    • The Discovery of the Tomb of Tutankhamen Howard Carter’s Discovery of the Tomb of Tutankhamen is the memoir written by Carter himself of how the discovery was made. Given that finding King Tut’s tomb is what ignited so much of our modern-day interest in ancient Egypt, this book is a must-read. I loved being in the Valley of the Kings on a hot summer day, just imaging Carter and his team trying to find archaeological wonders. This book helps you imagine how exactly it happened.
    • The Rise and Fall of Ancient Egypt: The History of a Civilization from 3000 BC to Cleopatra This is another book that’s very much a history book, but The Rise and Fall of Ancient Egypt is written in a narrative style that doesn’t make it feel like reading a textbook. This is another awesome choice if you want one book to read as a survey of the whole country.
    • Egyptian Mythology: A Guide to the Gods, Goddesses, and Traditions of Ancient Egypt Given that the vast majority of sites you’ll see in Egypt are either temples or tombs, having a background knowledge of Egyptian Mythology is useful. This also illuminates a lot of the stories behind the iconography your guides are sure to point out. It’s also helpful to get used to the names of the Egyptian gods and goddesses before you get there. It’s hard to keep them all straight if you’re new to it!
    • Exodus As one of the key books for two of the three major monotheistic religions in the world, this book is worth a re-read if you’re headed to Egypt. If you’ve always read it in a religious context, or if you haven’t read it in a religious context, this is a good book about Egypt when viewed as history. So much of Egyptian history and the history we write about is the Pharoahs and gods and goddesses – not about the slaves who made the wonders of Egypt possible.

If you’re ready to discover more about Egypt, check out my Egypt Bucket List.

And if you’re just looking for book recommendations, check out my books to read in Italy and books to read while backpacking Southeast Asia!
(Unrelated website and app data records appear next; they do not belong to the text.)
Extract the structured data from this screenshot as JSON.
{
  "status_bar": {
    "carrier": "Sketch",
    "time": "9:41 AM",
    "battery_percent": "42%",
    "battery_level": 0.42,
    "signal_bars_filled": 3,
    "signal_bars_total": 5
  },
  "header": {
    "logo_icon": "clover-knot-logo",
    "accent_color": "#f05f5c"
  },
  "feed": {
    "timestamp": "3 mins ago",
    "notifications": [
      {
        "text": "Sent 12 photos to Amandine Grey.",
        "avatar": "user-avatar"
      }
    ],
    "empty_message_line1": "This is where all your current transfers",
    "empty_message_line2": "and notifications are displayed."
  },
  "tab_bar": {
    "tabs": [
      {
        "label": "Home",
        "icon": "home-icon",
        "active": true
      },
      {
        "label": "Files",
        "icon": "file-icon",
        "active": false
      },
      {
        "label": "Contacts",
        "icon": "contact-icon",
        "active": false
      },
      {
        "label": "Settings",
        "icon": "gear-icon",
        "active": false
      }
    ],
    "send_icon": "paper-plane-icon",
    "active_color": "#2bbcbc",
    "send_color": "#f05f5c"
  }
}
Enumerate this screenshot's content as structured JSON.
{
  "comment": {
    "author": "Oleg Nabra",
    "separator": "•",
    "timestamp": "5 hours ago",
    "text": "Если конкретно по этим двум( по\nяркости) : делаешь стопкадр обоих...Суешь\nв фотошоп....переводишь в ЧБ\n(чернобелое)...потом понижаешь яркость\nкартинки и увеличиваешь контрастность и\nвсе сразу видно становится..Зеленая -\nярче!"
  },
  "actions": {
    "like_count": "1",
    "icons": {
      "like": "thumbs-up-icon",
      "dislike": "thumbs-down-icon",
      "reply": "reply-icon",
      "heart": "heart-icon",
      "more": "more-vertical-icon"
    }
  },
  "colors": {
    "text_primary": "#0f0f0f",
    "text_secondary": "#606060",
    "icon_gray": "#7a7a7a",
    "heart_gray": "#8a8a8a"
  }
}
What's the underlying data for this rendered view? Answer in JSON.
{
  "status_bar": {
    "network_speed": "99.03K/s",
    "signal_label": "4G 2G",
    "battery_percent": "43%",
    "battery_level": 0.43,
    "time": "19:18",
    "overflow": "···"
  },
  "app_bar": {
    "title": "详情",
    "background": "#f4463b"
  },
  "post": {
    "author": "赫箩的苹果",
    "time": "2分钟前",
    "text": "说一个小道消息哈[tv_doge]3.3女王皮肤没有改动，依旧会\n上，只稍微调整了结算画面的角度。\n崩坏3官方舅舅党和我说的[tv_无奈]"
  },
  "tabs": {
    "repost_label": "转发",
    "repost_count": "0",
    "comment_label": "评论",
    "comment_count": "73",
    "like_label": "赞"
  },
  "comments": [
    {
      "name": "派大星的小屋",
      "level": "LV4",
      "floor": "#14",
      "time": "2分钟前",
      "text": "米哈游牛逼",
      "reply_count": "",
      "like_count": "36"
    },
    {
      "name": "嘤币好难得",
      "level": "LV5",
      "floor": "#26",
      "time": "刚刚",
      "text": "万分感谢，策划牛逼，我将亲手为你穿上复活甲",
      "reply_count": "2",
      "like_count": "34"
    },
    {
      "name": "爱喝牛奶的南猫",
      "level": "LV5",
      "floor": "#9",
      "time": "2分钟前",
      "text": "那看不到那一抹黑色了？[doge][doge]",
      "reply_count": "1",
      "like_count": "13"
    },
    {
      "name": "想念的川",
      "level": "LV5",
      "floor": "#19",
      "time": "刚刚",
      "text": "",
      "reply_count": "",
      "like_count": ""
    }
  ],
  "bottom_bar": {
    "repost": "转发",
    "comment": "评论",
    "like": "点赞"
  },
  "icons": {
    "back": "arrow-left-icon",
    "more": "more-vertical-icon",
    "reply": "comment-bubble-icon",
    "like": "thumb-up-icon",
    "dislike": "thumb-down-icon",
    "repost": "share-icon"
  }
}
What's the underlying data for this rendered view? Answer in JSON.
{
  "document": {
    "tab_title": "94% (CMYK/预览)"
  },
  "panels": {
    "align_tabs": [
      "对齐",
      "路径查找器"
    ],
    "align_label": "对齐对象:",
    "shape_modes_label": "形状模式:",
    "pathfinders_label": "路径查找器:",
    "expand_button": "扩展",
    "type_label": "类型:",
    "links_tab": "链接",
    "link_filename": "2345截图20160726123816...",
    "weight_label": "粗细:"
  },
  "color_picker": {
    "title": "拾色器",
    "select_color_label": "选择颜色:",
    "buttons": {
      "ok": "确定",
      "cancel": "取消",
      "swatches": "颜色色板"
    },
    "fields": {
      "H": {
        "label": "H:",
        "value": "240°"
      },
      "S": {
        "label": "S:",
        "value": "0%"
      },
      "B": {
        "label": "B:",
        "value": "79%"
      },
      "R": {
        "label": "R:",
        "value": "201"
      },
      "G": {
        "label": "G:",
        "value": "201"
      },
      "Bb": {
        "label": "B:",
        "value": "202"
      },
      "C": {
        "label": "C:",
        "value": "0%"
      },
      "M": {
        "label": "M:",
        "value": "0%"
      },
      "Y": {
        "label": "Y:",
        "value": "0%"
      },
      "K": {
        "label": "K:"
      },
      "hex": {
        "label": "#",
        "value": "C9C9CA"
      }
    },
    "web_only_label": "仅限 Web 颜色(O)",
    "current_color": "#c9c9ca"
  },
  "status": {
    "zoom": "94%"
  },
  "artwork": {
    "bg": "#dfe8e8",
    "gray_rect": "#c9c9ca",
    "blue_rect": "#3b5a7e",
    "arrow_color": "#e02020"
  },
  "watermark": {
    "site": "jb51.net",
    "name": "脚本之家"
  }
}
This post contains affiliate links. If you click through and buy something, I may get a portion of the proceeds. This helps with the costs of keeping the site up. Thanks!

The ultimate Egypt reading list with 17 books to read before you visit